The number one differentiator between my designs and someone else’s all comes down to my taste. The same guy who told me ‘design is a sport,’ also told me, ‘design what you want to see.’ When I was working that corporate job, I was designing a lot of stuff I wasn’t happy with or passionate about. But when I started doing my own thing, I could pick projects and create something I felt should exist. I was like ‘this is what I want to see.’ I developed my own taste. That’s why I’m different.

In terms of the process, a key for me is communication. Making sure I’m in constant communication and asking the right questions before, during, and even after the project’s over. This ensures that I’m not wasting the client’s time, and they’re not wasting mine. From a design perspective, it’s really important to get on the same page visually. I like Pinterest for this reason because both the client and I can add imagery to the same board. From that imagery, I’ll make a mood board that the client feels connected to and that contributes to their overall identity. These mood boards are so crucial to my design process. Once we agree on the direction and I can get to work; that’s where the magic happens.

What are you going to take away from this time in your life?

I quit my job in November, 2019 and started my own studio on January 1st, 2020. Covid was basically in full effect by March, so that made everything really challenging. My business took off during a time when we weren’t really allowed to create or interact with one another. All these obstacles kept piling up on top of everything else we were already facing, and you just had to figure it out. Now that I’m looking back, I’m really proud to have gotten through it.

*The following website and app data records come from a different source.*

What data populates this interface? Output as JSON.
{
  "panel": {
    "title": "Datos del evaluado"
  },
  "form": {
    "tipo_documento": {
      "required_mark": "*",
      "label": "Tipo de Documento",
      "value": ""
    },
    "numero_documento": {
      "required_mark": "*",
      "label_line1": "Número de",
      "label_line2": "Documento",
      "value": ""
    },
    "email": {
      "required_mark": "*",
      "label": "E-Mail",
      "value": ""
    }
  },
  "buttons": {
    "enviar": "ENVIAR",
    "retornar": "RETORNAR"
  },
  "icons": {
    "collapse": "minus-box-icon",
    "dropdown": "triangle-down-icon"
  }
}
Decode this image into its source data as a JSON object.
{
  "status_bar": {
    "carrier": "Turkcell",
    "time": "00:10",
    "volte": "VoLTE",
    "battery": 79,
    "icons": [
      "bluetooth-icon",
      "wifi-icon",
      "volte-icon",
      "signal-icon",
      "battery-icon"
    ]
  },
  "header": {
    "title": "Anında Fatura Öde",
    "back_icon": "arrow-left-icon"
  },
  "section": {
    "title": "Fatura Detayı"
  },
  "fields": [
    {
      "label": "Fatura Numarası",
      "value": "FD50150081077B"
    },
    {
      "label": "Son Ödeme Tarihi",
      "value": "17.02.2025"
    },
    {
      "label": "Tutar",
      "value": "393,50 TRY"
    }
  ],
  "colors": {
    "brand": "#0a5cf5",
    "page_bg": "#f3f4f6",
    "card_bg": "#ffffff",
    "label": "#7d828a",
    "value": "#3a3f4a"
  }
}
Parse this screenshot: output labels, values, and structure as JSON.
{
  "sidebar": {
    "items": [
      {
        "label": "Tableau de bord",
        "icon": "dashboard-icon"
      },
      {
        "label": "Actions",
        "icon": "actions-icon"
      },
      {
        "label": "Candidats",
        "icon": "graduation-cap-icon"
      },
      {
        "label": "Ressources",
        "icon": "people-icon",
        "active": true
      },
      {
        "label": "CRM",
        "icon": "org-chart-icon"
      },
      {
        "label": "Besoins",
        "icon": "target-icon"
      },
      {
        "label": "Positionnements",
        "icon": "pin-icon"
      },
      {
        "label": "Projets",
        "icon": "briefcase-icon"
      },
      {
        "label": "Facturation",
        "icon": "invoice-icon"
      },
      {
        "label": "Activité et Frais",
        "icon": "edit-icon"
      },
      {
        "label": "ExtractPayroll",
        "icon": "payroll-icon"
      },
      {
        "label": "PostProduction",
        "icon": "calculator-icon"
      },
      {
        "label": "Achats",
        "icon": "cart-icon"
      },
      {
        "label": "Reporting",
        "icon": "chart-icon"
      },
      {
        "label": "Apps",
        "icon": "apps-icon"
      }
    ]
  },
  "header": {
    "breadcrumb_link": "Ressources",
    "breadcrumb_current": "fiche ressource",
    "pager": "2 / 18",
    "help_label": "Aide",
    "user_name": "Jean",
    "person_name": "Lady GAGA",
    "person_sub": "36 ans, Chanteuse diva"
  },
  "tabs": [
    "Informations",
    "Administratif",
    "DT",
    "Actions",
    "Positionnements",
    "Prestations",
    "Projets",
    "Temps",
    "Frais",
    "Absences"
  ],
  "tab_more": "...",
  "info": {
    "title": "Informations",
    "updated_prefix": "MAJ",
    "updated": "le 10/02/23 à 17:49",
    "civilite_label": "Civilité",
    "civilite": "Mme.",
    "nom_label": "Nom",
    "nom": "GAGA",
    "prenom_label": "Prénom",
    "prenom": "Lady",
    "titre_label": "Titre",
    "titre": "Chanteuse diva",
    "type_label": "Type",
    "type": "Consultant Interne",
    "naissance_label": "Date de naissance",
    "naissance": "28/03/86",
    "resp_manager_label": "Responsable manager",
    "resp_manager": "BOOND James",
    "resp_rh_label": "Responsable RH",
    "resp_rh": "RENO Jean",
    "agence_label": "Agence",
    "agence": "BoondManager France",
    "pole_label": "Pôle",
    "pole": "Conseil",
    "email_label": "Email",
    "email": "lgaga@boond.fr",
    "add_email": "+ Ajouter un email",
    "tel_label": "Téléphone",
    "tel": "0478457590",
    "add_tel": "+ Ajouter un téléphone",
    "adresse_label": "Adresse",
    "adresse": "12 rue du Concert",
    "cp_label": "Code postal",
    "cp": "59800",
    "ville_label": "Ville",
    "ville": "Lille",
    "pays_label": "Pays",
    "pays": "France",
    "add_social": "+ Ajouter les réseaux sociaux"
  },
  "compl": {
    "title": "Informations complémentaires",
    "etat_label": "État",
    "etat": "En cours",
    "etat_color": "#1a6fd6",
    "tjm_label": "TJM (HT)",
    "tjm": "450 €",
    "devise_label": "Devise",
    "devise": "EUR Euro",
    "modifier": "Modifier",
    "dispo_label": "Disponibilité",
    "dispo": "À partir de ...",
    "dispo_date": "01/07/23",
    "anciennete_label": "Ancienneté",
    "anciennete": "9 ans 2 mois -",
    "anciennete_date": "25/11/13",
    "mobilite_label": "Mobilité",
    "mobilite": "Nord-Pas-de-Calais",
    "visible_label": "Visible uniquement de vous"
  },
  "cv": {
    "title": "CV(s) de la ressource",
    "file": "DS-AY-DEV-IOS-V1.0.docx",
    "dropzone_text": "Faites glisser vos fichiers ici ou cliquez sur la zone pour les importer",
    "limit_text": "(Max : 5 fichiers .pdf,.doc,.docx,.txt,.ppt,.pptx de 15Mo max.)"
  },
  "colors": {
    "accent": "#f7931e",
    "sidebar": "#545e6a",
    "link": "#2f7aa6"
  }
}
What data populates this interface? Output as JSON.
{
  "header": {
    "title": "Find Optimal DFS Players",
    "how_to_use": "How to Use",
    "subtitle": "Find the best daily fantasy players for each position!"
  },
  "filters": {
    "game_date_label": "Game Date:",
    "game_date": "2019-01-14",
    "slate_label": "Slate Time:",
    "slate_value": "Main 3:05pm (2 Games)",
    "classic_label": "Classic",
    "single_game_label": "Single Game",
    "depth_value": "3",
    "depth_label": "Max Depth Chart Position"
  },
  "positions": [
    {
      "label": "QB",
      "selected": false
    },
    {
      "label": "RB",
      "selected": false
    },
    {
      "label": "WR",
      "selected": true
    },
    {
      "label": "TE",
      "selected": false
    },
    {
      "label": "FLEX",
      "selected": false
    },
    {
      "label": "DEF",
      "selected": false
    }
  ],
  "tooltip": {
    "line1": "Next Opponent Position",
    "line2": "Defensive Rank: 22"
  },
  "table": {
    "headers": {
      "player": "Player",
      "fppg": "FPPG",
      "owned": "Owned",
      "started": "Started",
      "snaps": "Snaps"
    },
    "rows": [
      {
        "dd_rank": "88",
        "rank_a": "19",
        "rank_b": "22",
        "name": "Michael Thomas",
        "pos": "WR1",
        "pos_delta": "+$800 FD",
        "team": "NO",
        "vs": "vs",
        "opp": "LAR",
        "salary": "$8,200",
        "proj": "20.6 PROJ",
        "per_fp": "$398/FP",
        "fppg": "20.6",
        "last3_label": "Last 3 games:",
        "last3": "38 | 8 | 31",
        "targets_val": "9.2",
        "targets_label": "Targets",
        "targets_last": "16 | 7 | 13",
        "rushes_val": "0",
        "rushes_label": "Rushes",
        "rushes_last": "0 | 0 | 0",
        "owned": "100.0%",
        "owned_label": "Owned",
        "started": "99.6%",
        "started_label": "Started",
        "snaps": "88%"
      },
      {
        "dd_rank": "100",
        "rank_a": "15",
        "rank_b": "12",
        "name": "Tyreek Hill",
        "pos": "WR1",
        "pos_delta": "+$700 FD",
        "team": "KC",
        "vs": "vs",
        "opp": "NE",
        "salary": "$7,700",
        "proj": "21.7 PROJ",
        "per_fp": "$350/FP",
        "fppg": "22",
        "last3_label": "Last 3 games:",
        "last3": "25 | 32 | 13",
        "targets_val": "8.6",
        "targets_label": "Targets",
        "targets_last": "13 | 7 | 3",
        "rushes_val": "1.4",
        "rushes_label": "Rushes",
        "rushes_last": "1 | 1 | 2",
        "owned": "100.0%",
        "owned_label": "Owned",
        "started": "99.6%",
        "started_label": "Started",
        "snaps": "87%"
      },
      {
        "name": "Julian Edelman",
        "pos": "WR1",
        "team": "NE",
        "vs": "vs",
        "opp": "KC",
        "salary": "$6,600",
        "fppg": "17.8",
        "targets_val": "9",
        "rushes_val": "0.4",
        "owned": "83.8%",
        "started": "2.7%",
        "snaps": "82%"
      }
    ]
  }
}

But it’s crazy because my friends and I didn’t just get through it, we were lucky enough to have excelled through it. I was able to open up my own studio during a pandemic. This really is a substantial period in my life, and I’m really happy looking back because it shows, just, so much growth.